In January 2017, I posted a blog article discussed December 23, 2016, in the case of State v. Pittman, 2014-Ohio-5001, in which the Ohio Supreme Court held that a person could not be criminally prosecuted for failing to make the payments set forth in an arrearage-only order issued after the date of his children’s emancipation. The reason behind the decision was that the Nonsupport of Dependents statute, RC 2919.21(B), stated: “No person shall abandon, or fail to provide support as established by a court order to, another person whom, by court order or decree, the person is legally obligated to support.” In determining the intent behind the statute, the Court focused on the word “is” to show the meaning, stating “RC 2919.21(B) is ambiguous. It criminalizes a person’s failure to support – in the matter established by a court order – another person whom he is legally obligated to support. Because the statute uses the present tense in the phrase ‘is legally obligated to support,’ a person charged with a violation must be under a current obligation to provide support.”
Thus, based on Pittman, a person who had a minor child and failed to pay a minimum $50 per month child support order and was $1,000 in arrears could be criminal prosecuted, while a person who had an adult child and no current child support order, but was $100,000 in arrears could not be prosecuted.
To address this seemingly unfair distinction, the Ohio Legislature elected to amend the statute. Therefore, starting on February 11, 2019, RC 2919.21 has been amended to include the following language:
(B)(1) No person shall abandon, or fail to provide support as established by a court order to, another person whom, by court order or decree, the person:
(a) Is legally obligated to support; or
(b) Was legally obligated to support, and an amount for support:
(i) Was due and owing prior to the date the person’s duty to pay current support
(ii) Remains unpaid.
Keep in mind, that there is a 6-year statute of limitations on this offense, so this statute does not permit the prosecution of a person who owes a big arrearage in a case in which the child was emancipated many, many years ago. Section (B) states that “[t]he period of limitation under section 2901.13 of the Revised Code applicable to division (B)(1)(b) of this section shall begin to run on the date the person’s duty to pay current support terminates.” In other words, the State has 6 years from the date the child is emancipated to file criminal charges.
Of course, with any new statute or amendment, one could expect differences in opinion as to the interpretation of the statute. One obvious concern would be both the United States and Ohio Constitutions’ prohibitions against ex-post facto laws. Such laws are ones that retroactively criminalize actions that were committed before the enactment of the law. In this case, prior to the effective date of the statute on February 11, 2019, is was not a crime to fail to make payments in an arrearage-only case.
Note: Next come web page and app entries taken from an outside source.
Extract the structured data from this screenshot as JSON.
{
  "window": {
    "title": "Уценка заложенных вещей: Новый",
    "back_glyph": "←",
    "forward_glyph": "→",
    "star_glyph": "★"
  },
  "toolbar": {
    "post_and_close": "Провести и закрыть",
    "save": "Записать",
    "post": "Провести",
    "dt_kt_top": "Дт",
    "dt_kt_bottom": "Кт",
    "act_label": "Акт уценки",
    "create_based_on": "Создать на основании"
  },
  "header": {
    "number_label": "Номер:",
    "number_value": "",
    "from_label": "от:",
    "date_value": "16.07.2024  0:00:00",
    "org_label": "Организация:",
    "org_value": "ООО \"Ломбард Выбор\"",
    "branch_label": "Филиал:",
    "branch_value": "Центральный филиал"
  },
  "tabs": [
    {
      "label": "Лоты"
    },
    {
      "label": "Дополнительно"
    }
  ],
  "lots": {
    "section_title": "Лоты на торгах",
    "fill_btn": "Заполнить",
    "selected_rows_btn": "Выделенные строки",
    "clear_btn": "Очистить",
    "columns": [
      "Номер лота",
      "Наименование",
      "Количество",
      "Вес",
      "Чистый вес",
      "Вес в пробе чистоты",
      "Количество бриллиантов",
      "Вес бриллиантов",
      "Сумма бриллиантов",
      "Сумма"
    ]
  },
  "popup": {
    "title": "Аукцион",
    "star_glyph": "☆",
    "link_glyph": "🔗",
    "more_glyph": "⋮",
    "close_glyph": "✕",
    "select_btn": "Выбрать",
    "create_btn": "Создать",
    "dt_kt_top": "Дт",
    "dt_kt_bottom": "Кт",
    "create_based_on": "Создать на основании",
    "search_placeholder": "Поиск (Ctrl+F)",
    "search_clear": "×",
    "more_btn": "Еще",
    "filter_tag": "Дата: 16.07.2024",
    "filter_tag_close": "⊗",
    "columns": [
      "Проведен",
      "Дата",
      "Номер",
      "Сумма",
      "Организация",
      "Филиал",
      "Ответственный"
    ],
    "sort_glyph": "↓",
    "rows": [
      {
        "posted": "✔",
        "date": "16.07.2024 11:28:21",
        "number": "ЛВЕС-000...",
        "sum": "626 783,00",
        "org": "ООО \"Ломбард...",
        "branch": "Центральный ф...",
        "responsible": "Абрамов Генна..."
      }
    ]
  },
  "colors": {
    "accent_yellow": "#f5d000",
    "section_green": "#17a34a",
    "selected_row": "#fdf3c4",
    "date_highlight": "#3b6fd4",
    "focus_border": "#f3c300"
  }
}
The big question is after this amendment goes into effect, will the State of Ohio attempt to prosecute individuals under this statute immediately for periods occurring before the effective date or will the State show some restraint and wait for a period of nonpayment to occur following the effective date.
In my opinion, the ex-post facto issue would prevent prosecution for periods of nonpayment occurring before the effective date of the statute. If the State does show restraint and elects to only prosecute cases with periods of nonpayment beyond the effective date, then the State’s scope of prosecution will be limited by the 6-year statute of limitations, which as stated previously, expires 6 years from the date the child becomes emancipated.
Nevertheless, the nonpayment of child support is a serious matter that can have serious consequences. If you or someone you know is being prosecuted for this offense, contact Criminal Defense Attorney Jonathan Horwitz, at Horwitz & Horwitz, LLC, located in Centerville, Ohio and serving clients throughout Southwest Ohio.